The victims of the massacre in Mumbai now have at least a small portion of justice. Ajmal Qasab, the sole surviving member of the Pakistani group that perpetrated the outrage in November 2008, was convicted of murder in a Mumbai court yesterday.
But it is perilously unclear whether Qasab's conviction will lead to an improvement or a deterioration in Indian-Pakistani relations. There has been deep distrust from the very beginning. Immediately after the attack, Islamabad denied that its nationals could have been responsible. Such suggestions were dismissed as Indian propaganda. It was not until three months later that a Pakistani minister admitted that the attack had indeed been planned on its territory. And the admission only seemed to come because Qasab's testimony to the Indian police made denial untenable.

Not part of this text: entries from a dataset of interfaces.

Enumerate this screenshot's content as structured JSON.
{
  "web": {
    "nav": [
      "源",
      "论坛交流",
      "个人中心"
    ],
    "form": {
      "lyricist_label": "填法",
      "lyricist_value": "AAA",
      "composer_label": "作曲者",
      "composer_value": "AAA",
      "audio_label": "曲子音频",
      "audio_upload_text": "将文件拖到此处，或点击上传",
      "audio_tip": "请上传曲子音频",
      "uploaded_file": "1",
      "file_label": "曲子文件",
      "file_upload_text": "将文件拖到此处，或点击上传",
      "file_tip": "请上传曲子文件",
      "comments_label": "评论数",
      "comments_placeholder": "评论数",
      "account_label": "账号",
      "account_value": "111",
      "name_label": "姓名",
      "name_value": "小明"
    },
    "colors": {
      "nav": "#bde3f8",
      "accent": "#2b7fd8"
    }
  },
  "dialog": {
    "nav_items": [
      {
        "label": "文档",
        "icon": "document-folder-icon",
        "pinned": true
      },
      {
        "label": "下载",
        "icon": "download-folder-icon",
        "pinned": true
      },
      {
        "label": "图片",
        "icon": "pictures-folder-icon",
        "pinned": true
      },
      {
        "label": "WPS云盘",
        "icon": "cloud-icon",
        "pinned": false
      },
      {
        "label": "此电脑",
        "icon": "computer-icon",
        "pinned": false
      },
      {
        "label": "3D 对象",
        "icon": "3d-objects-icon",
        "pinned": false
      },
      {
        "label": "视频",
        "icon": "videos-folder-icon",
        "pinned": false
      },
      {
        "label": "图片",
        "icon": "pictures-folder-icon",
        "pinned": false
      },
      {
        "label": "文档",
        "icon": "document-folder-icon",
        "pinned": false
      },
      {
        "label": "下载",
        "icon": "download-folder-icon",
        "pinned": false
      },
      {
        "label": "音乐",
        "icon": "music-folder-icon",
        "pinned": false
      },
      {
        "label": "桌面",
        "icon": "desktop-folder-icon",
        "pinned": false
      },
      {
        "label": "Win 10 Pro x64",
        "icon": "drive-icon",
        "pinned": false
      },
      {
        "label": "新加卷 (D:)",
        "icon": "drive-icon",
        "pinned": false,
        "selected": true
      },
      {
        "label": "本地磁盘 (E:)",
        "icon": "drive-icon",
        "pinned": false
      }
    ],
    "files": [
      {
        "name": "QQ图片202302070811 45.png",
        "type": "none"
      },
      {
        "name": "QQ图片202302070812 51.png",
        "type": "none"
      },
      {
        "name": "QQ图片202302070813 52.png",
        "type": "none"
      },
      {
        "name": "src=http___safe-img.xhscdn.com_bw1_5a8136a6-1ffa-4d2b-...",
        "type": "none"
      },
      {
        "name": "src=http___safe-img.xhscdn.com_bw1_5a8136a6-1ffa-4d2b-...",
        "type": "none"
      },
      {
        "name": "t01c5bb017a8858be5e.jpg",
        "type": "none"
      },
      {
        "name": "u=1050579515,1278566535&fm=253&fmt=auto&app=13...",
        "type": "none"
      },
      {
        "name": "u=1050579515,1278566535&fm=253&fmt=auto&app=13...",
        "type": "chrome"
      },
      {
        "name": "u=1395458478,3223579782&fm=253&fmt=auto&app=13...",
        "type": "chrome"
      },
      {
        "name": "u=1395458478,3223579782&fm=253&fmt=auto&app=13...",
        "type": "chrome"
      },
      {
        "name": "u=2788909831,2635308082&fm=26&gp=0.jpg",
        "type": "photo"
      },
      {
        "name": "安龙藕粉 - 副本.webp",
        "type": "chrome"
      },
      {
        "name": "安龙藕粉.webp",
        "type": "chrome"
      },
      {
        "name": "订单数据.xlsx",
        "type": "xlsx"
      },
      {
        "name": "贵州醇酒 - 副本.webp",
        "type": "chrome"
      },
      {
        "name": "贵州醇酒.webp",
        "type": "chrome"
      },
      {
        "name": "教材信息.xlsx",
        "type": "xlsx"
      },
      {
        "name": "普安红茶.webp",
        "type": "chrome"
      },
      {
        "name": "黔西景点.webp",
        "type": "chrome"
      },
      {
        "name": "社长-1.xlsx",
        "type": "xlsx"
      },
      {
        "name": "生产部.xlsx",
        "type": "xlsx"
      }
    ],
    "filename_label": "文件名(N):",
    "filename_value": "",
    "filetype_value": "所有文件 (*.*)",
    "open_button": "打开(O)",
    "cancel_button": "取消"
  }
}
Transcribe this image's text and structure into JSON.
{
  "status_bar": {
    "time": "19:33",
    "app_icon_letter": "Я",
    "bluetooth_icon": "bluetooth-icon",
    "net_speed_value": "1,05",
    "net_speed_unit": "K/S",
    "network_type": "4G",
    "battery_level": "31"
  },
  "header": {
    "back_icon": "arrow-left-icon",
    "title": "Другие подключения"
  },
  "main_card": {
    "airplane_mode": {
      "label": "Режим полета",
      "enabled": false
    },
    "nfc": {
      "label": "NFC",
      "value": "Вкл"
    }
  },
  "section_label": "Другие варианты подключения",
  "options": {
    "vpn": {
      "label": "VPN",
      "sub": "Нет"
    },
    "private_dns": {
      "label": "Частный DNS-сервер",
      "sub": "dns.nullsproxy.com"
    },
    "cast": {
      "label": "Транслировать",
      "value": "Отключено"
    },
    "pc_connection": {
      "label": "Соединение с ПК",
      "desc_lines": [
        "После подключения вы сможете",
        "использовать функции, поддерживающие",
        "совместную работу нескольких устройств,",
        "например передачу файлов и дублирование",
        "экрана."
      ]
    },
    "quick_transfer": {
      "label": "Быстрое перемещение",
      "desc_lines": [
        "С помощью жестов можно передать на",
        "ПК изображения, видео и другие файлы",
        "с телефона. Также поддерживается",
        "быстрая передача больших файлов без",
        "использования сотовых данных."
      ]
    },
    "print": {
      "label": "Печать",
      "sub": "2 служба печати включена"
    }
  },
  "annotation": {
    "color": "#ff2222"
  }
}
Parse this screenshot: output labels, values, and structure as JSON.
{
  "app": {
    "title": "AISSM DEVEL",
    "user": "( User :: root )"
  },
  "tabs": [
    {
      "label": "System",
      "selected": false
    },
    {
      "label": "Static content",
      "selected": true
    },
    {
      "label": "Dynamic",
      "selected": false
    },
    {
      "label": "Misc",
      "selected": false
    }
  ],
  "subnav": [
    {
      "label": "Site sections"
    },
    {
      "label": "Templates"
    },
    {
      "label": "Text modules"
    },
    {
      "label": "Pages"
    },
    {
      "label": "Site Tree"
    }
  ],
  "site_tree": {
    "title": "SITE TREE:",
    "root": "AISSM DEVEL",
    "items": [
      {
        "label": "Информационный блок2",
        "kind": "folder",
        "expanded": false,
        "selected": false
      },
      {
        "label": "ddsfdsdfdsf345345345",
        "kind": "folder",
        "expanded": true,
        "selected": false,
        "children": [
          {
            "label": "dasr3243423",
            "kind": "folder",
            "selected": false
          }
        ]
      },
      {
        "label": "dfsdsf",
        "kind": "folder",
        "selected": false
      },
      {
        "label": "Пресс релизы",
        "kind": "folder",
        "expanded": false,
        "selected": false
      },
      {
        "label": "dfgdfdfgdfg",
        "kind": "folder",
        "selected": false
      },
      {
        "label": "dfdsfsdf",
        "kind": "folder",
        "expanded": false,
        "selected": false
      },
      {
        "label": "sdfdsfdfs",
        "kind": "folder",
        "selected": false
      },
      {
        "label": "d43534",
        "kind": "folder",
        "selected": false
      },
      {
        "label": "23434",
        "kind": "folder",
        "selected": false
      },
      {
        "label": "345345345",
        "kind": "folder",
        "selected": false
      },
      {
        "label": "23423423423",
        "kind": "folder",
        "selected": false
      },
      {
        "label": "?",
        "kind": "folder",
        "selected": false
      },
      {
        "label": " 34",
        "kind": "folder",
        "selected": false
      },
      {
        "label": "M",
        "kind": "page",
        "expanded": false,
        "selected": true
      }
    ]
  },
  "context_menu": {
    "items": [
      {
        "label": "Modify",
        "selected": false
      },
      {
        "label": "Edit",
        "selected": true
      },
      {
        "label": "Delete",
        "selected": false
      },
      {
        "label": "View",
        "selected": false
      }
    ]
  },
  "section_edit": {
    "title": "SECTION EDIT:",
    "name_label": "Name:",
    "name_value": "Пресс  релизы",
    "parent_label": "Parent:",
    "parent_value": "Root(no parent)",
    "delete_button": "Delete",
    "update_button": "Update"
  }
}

Seven individuals have since been charged in Pakistan for planning the attack. And Islamabad has closed several schools run by a charity linked to the Lashkar-e-Taiba terror group, to which the attackers belonged. But Hafiz Muhammad Saeed – Lashkar's founder – remains at liberty in Lahore. And there are suspicions that Saeed is still being protected by his old allies in the Pakistani intelligence services.
There has certainly been a major shift in policy in Pakistan. The security establishment has turned on its old Taliban allies. And the army has been moved from Kashmir to the western tribal regions to combat domestic militants. But the state has not yet engaged in a similar crackdown on the jihadists of Kashmir, which it nurtured and encouraged while they were useful proxies in the struggle against India. There remains a perception that militant groups are tolerated if they concentrate their violence on Indian interests, rather than the Pakistani state. This half-hearted reform is a risk. There is a danger that Indian nationalists will exploit Qasab's conviction to stoke public anger over Pakistan's export of terrorism and plunge relations between the two countries into a fresh crisis.
That would be a disaster for both President Asif Ali Zardari of Pakistan and the Indian Prime Minister, Manmohan Singh, who want to see an improvement in relations. The Indian government needs to neutralise its domestic hotheads. But the greater onus for action lies with Islamabad. Pakistan has come a long way in facing up to the monster of domestic jihadism, for which it deserves international credit and support. But now it needs to finish the job, however painful.